Tuesday, 23 October 2012

Thrush fantastic

Following large arrivals of thrushes on the east coast over the last couple of days, Nick, Chas and I headed up to the coast for a spot of ringing and general birding.  On arrival at the site it was obvious that thrushes were still coming in and so it proved with several thousand Redwing seen coming in off the sea during the day along with hundreds of Fieldfare, Song Thrushes and Blackbirds whilst Robins too were everywhere.  Ring Ouzel, normally a scarce passage migrant were also present, with at least 20 birds seen or heard in the scrub during the day and a Black Redstart on a hay bale was also a good bird.
With so many birds around, it was no surprise that ringing was very productive too, with nearly 150 birds caught, including 45 Robins, 40 Blackbirds, 15 Redwings, 10 Song Thrushes and 8 Goldcrest but the highlight was 2 stunning Ring Ouzels.

Monday, 22 October 2012

Black Beauty

Being so far inland, the Nunnery Lakes is hardly the most exciting place for birding, but being just behind the office is very convenient for a lunchtime wander.  October is often the most exciting month of the year for finding good birds blown miles off course and the dull and dingy weather this lunchtime and the obvious passage of Fieldfares and Redwings overhead as I walked down the track did give the feel it may be a good day.  Typically though, it was generally pretty quiet, a check of the thrush flocks moving along the river failed to produce any Ring Ouzels and the bushes failed the produce a rare warbler and with that I was just giving up and heading back to work. As I was walking past Bob Clarke Lake, the most northerly and so last one I was going past, there's not usually more than a couple of Mallards or Canada Geese since it's quite small and lined with fishermen but today there was something odd and not just a female Pochard with a few Tufteds, but a jet black duck asleep.  Immediately I knew it was likely to be a drake Common Scoter but as its bill was firmly hidden I treated it with caution, not wanting to raise an alarm of such a rare find (well for here anyway) only for it to wake up and turn out to be a funny looking Mallard or something.  Thankfully, after a few tense minutes, it woke up and revealed the yellow and black beak that confirmed my initial thoughts and thankfully for several other Lakes listers, it stayed until dusk at least allowing them to connect with this first for the lakes, leaving an agonising overnight wait for those who couldn't make it......

I didn't have my camera to hand at the time so thanks to John Marchant for the above photo.

Saturday, 6 October 2012

Brecks bash

Having not actually had much of a chance to play with the new camera and lens since I bought it a couple of weeks ago, the fine weather saw me out and about locally with camera in hand, just to see what it can do.
First stop was to look for Water Voles at a spot near Honington where I had been told they had been showing well, but despite morning and afternoon visits, no voles were seen, just a couple of Little Owls calling and a female Grey Wagtail did at least pose for a few photos.
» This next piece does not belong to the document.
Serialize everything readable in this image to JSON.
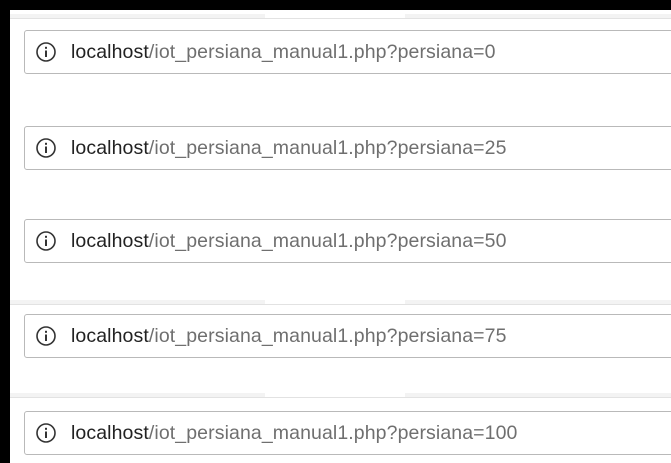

Next stop was a trip down the BTO's Nunnery Lakes reserve.  If there's one thing you can guarantee here is the local Canada Geese and Mallards on the river by the car park will be there and if nothing else, they are quite good for photographing close up, giving the VR on the lens a good test.

Further down the reserve, it was fairly quiet, a flyover Redpoll and Siskin and the first autumn Skylarks, though a Chiffchaff posed for a photo on a Hawthorn bush and shortly afterwards was singing in the October sunshine, quite why these birds do this yet no other summer migrant (I can think of) sings at this time of year.

On the way home in the evening froma  second look for Water Voles, a Brown Hare near Knettishall Heath probably knew the light wasn't the best for photography and so wasn't in a hurry to avoid having its photograph taken, with the glorious evening light having just vanished behind the trees.